Nutrition is important for everyone, but especially so for patients with cerebral palsy: according to ]]>4MyChild]]>, 35 percent of children who have cerebral palsy suffer from malnutrition. With malnutrition, patients do not get enough nutrients. Cerebral palsy patients can have symptoms that interfere in their eating, which may result in malnutrition. For example, during infancy, patients can have problems sucking; as patients get older, they can have problems chewing and swallowing, noted ]]>MedlinePlus]]>. Difficulties with drinking and eating can stem from poor muscle control of the tongue, jaw and mouth. Some cerebral palsy patients may breathe their food or beverages into their lungs. Patients may also experience constipation or vomiting, which can also affect nutrition.
Malnutrition can cause serious health problems for cerebral palsy patients. Michelle N. Kuperminc and Richard D. Stevenson, authors of ]]>“Growth and Nutrition Disorders in Children with Cerebral Palsy,”]]> explained that “the ill effects of malnutrition on physiology, motor function, neurological and psychological function are wide ranging and many be particularly devastating during early development.” For example, the authors noted that malnutrition can lead to reduced work capacity of the heart, decreased immune function and delayed cognitive development.
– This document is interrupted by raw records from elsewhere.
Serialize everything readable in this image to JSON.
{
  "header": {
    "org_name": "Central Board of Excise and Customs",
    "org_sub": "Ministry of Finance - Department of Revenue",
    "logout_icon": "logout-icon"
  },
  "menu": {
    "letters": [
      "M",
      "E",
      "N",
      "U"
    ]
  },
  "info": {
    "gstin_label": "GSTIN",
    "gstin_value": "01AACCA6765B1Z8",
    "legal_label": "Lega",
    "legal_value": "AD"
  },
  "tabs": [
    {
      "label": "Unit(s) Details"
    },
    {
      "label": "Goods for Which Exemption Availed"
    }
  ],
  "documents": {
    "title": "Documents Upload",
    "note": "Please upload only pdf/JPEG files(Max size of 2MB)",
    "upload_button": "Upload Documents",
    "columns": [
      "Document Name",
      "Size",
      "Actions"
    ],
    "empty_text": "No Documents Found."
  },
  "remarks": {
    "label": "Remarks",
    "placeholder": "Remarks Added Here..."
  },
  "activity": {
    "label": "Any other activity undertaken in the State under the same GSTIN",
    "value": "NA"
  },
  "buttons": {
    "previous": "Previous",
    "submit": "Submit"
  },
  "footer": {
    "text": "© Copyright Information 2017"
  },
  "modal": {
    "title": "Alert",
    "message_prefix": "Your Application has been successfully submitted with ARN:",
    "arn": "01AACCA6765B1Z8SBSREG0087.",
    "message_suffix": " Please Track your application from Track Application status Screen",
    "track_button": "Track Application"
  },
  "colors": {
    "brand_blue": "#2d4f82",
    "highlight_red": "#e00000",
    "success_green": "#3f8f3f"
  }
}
Malnutrition can also contribute to poor growth. Cerebral palsy patients who suffer from malnutrition may have more severe gastroesophageal reflux, which can result in pain and bleeding.
Getting proper treatment for malnutrition is important. Kuperminc and Stevenson noted that a doctor will determine a patient's nutritional status through a physical examination and anthropometry, as well as the patient's medical and diet histories. After the evaluation, the child's doctor can determine a target weight. A nutritionist can help the patient's parents figure out the proper diet for their child.